The main component of an electric vehicle is the battery, its market projected to grow at 30% CAGR by 2026. They make up to 30-40% of the cost, high prices being passed down to consumers. Producing an efficient and lasting battery at minimum cost is one of the main challenges for a manufacturer.
By far, the biggest hurdle for this industry remains the establishment and adoption of EV charging points with optimum voltage. Who will pump in the money? The private players, who seem to have the bandwidth aren't adopting it as fast as needed because the engine vehicles are still more profitable than adopting a new system.
Not to mention the monopolistic approach of US-based electric car maker Tesla which uses high-performance superchargers that are unique to them and cannot be used for other EVs.
Global investment in electric transport has gone up dramatically, surging 28% y-o-y in 2020 to USD139 billion. Although the US is the leader of innovation, the Asia Pacific EV market is not quite behind with China being the world’s largest EV producer and pioneer in manufacturing batteries.
There are some second thoughts about this sector doing well in India.
Firstly, the cost of building a manufacturing unit is humungous and relies on huge capex. Secondly, the great Indian consumer's most crucial factor in decision making is price. Since the existing EVs in India are not cost-competitive enough or have that much mileage compared to the proven regular vehicles, big carmakers also won't change their model for at least the next 3-5 years.
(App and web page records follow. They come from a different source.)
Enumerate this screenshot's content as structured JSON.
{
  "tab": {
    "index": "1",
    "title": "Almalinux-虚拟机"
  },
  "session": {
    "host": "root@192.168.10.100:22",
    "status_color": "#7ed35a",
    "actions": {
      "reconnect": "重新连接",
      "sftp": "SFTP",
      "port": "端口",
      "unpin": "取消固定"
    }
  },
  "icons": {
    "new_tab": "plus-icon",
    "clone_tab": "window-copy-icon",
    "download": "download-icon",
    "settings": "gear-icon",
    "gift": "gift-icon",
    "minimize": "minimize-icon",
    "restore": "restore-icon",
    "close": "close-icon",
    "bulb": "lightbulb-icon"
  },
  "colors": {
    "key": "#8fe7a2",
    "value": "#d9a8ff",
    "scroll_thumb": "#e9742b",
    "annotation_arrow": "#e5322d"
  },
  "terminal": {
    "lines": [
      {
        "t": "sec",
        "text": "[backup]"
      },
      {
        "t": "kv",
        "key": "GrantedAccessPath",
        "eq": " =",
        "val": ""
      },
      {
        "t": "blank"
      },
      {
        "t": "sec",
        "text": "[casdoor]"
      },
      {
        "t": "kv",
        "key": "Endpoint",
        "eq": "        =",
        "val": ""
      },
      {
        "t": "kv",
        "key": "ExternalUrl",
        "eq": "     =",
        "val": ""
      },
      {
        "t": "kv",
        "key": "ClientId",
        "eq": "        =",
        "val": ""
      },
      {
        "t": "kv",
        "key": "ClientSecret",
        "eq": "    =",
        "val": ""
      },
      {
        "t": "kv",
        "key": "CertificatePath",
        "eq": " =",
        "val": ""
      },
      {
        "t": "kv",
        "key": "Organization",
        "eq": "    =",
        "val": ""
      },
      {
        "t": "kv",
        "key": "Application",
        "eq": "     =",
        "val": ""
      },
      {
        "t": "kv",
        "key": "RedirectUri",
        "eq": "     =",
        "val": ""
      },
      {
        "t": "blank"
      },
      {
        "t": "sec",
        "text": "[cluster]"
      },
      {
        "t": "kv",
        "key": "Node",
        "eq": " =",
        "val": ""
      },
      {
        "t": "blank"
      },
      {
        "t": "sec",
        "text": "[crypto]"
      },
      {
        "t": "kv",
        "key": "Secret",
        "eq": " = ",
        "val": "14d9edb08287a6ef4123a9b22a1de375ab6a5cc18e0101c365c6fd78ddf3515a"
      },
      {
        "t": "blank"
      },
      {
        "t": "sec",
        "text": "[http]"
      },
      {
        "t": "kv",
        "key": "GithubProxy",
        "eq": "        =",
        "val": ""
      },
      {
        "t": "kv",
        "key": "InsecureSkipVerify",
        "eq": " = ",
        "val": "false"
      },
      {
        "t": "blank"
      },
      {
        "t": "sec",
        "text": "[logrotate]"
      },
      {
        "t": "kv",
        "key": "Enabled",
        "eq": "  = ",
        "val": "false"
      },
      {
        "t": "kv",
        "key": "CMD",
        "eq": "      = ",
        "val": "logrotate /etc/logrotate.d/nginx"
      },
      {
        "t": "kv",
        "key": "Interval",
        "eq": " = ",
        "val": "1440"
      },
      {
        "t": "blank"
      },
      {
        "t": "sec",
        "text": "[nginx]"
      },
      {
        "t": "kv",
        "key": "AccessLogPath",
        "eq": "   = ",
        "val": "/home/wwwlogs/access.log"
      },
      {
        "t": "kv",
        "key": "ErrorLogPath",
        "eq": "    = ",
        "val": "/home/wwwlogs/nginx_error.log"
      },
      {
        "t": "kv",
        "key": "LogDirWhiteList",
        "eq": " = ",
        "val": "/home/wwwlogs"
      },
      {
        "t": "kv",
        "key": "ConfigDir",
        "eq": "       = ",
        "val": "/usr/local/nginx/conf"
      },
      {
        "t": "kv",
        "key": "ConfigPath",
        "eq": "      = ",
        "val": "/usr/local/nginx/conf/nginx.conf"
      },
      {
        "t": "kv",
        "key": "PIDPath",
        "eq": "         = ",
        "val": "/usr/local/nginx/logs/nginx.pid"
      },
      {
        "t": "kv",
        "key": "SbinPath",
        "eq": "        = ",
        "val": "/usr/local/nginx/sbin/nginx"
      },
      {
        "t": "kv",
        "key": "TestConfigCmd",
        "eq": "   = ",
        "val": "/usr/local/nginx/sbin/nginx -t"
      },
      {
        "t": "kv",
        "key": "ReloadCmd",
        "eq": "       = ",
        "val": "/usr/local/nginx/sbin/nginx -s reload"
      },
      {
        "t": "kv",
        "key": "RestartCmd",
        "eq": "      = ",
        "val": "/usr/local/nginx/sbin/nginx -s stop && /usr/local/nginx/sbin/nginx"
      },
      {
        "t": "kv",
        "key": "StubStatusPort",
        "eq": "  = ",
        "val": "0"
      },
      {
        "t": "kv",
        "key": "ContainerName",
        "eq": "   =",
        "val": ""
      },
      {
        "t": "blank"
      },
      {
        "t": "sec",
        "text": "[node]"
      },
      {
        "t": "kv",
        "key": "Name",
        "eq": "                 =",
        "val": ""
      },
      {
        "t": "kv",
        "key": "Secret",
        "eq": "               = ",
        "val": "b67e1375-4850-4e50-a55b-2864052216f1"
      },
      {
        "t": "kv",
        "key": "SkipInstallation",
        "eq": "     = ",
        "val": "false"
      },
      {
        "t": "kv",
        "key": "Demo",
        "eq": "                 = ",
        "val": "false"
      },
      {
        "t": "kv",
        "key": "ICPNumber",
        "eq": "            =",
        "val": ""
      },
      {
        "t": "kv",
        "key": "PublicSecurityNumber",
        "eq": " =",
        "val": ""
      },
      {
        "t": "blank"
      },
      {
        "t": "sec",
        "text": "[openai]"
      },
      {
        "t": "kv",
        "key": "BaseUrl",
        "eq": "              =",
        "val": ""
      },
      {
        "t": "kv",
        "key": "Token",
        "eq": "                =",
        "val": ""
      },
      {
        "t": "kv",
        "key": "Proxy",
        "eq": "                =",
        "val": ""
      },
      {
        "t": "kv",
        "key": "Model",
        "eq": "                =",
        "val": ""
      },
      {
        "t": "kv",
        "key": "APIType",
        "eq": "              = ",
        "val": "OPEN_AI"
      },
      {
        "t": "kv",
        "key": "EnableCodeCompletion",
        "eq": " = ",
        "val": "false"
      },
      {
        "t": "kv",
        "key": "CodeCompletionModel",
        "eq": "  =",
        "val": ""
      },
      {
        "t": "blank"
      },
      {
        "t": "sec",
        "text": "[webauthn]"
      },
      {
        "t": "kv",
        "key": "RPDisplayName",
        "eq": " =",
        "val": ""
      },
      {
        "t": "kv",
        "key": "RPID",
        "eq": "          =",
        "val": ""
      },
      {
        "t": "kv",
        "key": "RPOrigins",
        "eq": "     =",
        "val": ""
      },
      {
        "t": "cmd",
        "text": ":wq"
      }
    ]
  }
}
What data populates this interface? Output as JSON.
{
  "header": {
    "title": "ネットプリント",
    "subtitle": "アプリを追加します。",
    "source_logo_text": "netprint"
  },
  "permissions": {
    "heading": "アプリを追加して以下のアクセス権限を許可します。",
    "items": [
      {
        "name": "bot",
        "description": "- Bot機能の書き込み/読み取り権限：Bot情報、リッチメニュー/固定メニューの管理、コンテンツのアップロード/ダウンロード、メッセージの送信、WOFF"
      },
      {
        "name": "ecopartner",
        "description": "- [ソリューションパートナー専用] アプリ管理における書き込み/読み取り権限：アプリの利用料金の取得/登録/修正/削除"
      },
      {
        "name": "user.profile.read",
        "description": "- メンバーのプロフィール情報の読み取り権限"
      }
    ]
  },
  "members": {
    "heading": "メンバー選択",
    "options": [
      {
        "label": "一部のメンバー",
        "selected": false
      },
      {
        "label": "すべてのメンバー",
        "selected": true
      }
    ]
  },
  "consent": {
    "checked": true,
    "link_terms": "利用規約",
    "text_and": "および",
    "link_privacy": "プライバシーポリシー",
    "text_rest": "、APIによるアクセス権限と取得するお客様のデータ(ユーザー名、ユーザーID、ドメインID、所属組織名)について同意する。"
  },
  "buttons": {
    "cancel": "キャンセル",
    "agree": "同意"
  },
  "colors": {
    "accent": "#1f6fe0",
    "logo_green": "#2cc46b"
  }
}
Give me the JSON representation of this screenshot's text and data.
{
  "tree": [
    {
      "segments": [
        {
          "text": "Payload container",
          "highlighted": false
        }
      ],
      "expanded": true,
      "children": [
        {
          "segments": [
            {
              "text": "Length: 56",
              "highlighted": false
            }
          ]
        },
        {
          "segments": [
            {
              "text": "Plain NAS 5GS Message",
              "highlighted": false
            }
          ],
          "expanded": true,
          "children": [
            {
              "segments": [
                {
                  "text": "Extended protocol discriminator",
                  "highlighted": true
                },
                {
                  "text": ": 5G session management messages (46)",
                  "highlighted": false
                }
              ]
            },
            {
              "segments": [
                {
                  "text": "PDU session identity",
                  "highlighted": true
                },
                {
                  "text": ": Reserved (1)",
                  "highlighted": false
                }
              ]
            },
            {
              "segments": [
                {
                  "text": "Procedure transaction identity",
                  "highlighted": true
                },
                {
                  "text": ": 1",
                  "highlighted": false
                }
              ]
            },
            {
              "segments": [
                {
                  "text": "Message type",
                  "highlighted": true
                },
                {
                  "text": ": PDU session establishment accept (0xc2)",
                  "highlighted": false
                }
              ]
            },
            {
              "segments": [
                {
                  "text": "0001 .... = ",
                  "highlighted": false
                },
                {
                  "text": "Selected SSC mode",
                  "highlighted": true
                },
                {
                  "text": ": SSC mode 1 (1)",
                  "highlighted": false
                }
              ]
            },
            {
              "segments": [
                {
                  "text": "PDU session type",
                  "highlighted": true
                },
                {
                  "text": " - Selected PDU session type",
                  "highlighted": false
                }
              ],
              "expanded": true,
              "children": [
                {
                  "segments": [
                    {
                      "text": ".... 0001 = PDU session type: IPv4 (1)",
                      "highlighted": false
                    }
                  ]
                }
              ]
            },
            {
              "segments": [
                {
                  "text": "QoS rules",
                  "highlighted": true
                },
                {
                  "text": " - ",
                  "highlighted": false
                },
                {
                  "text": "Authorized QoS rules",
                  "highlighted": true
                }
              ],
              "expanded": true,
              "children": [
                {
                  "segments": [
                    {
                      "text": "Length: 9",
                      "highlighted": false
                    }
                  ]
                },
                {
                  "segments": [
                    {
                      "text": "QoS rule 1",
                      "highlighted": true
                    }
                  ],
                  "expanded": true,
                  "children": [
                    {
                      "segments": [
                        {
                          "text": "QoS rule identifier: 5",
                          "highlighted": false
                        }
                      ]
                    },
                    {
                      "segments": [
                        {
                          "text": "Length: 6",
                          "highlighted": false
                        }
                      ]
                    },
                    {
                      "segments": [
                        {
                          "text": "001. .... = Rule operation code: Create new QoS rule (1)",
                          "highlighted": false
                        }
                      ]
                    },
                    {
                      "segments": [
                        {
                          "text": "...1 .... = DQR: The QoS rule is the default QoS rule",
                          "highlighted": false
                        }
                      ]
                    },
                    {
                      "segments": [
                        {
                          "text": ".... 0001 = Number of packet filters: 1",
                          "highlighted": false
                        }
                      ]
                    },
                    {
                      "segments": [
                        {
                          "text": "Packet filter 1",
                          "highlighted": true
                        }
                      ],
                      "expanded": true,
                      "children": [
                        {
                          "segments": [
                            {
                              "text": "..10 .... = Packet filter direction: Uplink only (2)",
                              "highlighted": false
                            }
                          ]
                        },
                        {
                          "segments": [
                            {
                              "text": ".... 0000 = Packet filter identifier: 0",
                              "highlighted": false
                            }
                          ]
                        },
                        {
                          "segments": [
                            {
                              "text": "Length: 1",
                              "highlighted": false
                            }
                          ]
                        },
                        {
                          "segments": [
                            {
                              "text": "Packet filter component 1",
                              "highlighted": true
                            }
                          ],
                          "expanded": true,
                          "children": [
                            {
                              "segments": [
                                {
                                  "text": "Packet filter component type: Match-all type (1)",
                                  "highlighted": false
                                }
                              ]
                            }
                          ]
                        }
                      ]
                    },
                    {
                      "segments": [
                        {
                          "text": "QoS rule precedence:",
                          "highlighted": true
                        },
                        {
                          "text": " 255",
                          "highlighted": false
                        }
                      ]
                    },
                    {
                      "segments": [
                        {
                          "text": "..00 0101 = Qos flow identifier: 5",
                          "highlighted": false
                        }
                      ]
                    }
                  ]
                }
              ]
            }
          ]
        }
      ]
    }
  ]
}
India's demand is still skewed to the two-wheeler segment, people perceiving it to be cheaper and more cost-efficient.
Concerns like the lack of charging points and high maintenance costs remain.
Also, since the charging infrastructure demands large-scale electricity generation, if India continues with its old coal burning fossil fuel methods, the whole point of introducing environment-friendly EVs will be ineffective.
On a positive note,
A total investment of roughly Rs. 12.5 trillion until 2030 could possibly create 5 crore jobs by 2030, changing the face of our economy. Electric vehicles, especially two-wheelers, are likely to witness positive sales in 2021-22.
The country's young population and rising middle class seem eager to invest in new-age products too.
If the government and big corporations vouch for transitioning to renewable energy sources like wind and solar power, this sector can actually be quite profitable.
NaMo's Ambitious Targets
The government has set some sky-high targets of going totally electric by 2030 by introducing the voluntary vehicle scrappage policy in the 2021-22 budget and introducing various PLI schemes for automobiles. Under the NATRiP, the government aims at building globally standardized R&D centers and aims to introduce EV-led public transport systems.
The states of Karnataka and Tamil Nadu are also working on structural infrastructure developments and rolling out investor-friendly policies.
Ather Energy, India’s first intelligence EV manufacturer is said to have an annual production capacity of 0.11 million two-wheelers. Another public favourite is Ola Electric, the car rental leader in India is making heavy investments in setting up an electric two-wheeler market.
Approach to investing
Since batteries would be the main component, auto manufacturers will most likely produce their own to differentiate their product and rely less on outsourcing; restricting gains for battery companies like Amaraja Batteries and Exide Industries.
Tata Motors has already started producing passenger cars like the successful Tata Nexon and indigenous electric buses. Along with Tata Elxsi developing software for such cars too, they look like an EV ecosystem leader in the making.
Indian auto giants like Maruti Suzuki, Mahindra and Hero Motocorp also look promising.
In the international circuit, companies like Tesla, BMW, BYD, and Nissan are already doing wonders in this niche.
The private giants like Reliance and Adani are likely to have the first-mover advantage to gain from setting up charging stations across the country.
In a nutshell, success depends on initial capital for production, enough charging stations, and supportive government policies. Competitive pricing remains a key factor to drive demand in a country like India.